Failed DX stage: In a multi-stage DX (direct expansion) unit, if one cooling stage fails, the controls will bring on additional stages as needed to provide the required cooling. The user will not even be aware of the failed stage until the weather gets really hot and the unit can no longer provide sufficient cooling without that stage. Then repairing or replacing that stage becomes an emergency. The FDD logic monitors each stage as it is commanded on and generates an alarm if any one stage fails to provide cooling. Repairs can be undertaken on a routine basis, while the building is still comfortable.
Continuous Running: For a typical building, one of the most effective ways to save energy is to make zones “unoccupied” and turn equipment off at night and over weekends when no one is using the building. Unfortunately, a common problem with building automation systems is the existence of “rogue” schedules, locked points, and other overrides which unintentionally cause systems to run even when unoccupied. These problems often go unnoticed because no one is in the building at the time. The FDD logic monitors zone runtime and generates an alarm if it exceeds a certain number of hours per day. By default, the trip point is set at 23 hours, but it can easily be changed to a shorter time for zones that should only be occupied fewer hours.
A 2013 Australian Summer Study on Energy Efficiency and Decentralized Energy estimated that FDD and ongoing commissioning could reduce building energy use by 17%, and the Department of Energy estimates FDD alarming could reduce energy use by up to 15%. The State of California has taken notice: it now requires FDD alarming in the Economizer section of certain rooftop units, under the California Code of Regulations (Title 24, Part 6). This applies to newly constructed buildings and additions and alterations to existing buildings.
For current users of the WebCTRL FDD, Justin Vogt has a suggestion… no… a plea: “Don’t disable the alarms. If the system alerts are set up properly, only the key system operators and maintenance personnel will receive the alarm. The system dials down to true, specific equipment failures, so those alarms need to be acted upon promptly. The FDD can be your best friend.”

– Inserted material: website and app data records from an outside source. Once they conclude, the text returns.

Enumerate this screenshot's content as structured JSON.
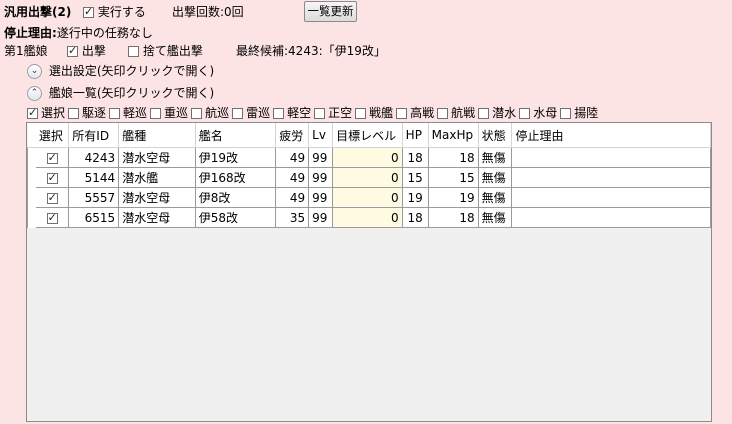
{
  "header": {
    "title": "汎用出撃(2)",
    "execute_label": "実行する",
    "execute_checked": true,
    "sortie_count_label": "出撃回数:0回",
    "refresh_button": "一覧更新"
  },
  "status": {
    "stop_reason_label": "停止理由:",
    "stop_reason_value": "遂行中の任務なし"
  },
  "fleet_line": {
    "ship_label": "第1艦娘",
    "sortie_label": "出撃",
    "sortie_checked": true,
    "sacrifice_label": "捨て艦出撃",
    "sacrifice_checked": false,
    "candidate_text": "最終候補:4243:「伊19改」"
  },
  "sections": {
    "selection_settings": "選出設定(矢印クリックで開く)",
    "ship_list": "艦娘一覧(矢印クリックで開く)"
  },
  "type_filters": [
    {
      "label": "選択",
      "checked": true
    },
    {
      "label": "駆逐",
      "checked": false
    },
    {
      "label": "軽巡",
      "checked": false
    },
    {
      "label": "重巡",
      "checked": false
    },
    {
      "label": "航巡",
      "checked": false
    },
    {
      "label": "雷巡",
      "checked": false
    },
    {
      "label": "軽空",
      "checked": false
    },
    {
      "label": "正空",
      "checked": false
    },
    {
      "label": "戦艦",
      "checked": false
    },
    {
      "label": "高戦",
      "checked": false
    },
    {
      "label": "航戦",
      "checked": false
    },
    {
      "label": "潜水",
      "checked": false
    },
    {
      "label": "水母",
      "checked": false
    },
    {
      "label": "揚陸",
      "checked": false
    }
  ],
  "table": {
    "columns": [
      "選択",
      "所有ID",
      "艦種",
      "艦名",
      "疲労",
      "Lv",
      "目標レベル",
      "HP",
      "MaxHp",
      "状態",
      "停止理由"
    ],
    "rows": [
      {
        "selected": true,
        "id": "4243",
        "type": "潜水空母",
        "name": "伊19改",
        "fatigue": "49",
        "lv": "99",
        "target": "0",
        "hp": "18",
        "maxhp": "18",
        "state": "無傷",
        "reason": ""
      },
      {
        "selected": true,
        "id": "5144",
        "type": "潜水艦",
        "name": "伊168改",
        "fatigue": "49",
        "lv": "99",
        "target": "0",
        "hp": "15",
        "maxhp": "15",
        "state": "無傷",
        "reason": ""
      },
      {
        "selected": true,
        "id": "5557",
        "type": "潜水空母",
        "name": "伊8改",
        "fatigue": "49",
        "lv": "99",
        "target": "0",
        "hp": "19",
        "maxhp": "19",
        "state": "無傷",
        "reason": ""
      },
      {
        "selected": true,
        "id": "6515",
        "type": "潜水空母",
        "name": "伊58改",
        "fatigue": "35",
        "lv": "99",
        "target": "0",
        "hp": "18",
        "maxhp": "18",
        "state": "無傷",
        "reason": ""
      }
    ]
  }
}
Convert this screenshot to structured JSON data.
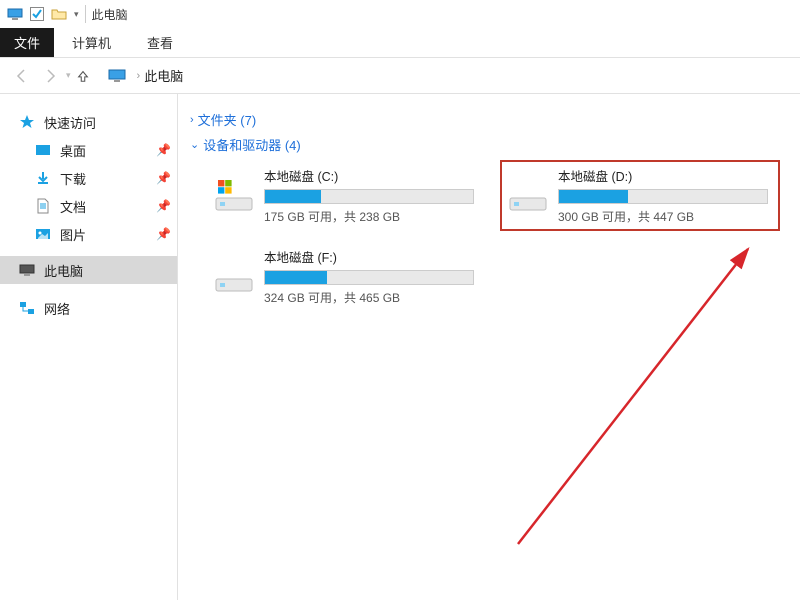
{
  "window_title": "此电脑",
  "ribbon": {
    "file": "文件",
    "tabs": [
      "计算机",
      "查看"
    ]
  },
  "address": {
    "location": "此电脑"
  },
  "sidebar": {
    "quick_access": "快速访问",
    "items": [
      {
        "label": "桌面",
        "icon": "desktop"
      },
      {
        "label": "下载",
        "icon": "downloads"
      },
      {
        "label": "文档",
        "icon": "documents"
      },
      {
        "label": "图片",
        "icon": "pictures"
      }
    ],
    "this_pc": "此电脑",
    "network": "网络"
  },
  "main": {
    "folders_header": "文件夹 (7)",
    "devices_header": "设备和驱动器 (4)",
    "drives": [
      {
        "name": "本地磁盘 (C:)",
        "free": "175 GB 可用，共 238 GB",
        "fill_pct": 27,
        "os": true
      },
      {
        "name": "本地磁盘 (D:)",
        "free": "300 GB 可用，共 447 GB",
        "fill_pct": 33,
        "highlight": true
      },
      {
        "name": "本地磁盘 (F:)",
        "free": "324 GB 可用，共 465 GB",
        "fill_pct": 30
      }
    ]
  }
}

And like a good friendship, it’s important to listen.
For more information of FDD alarms in the WebCTRL® system, contact your ACES representative, or schedule a system demo.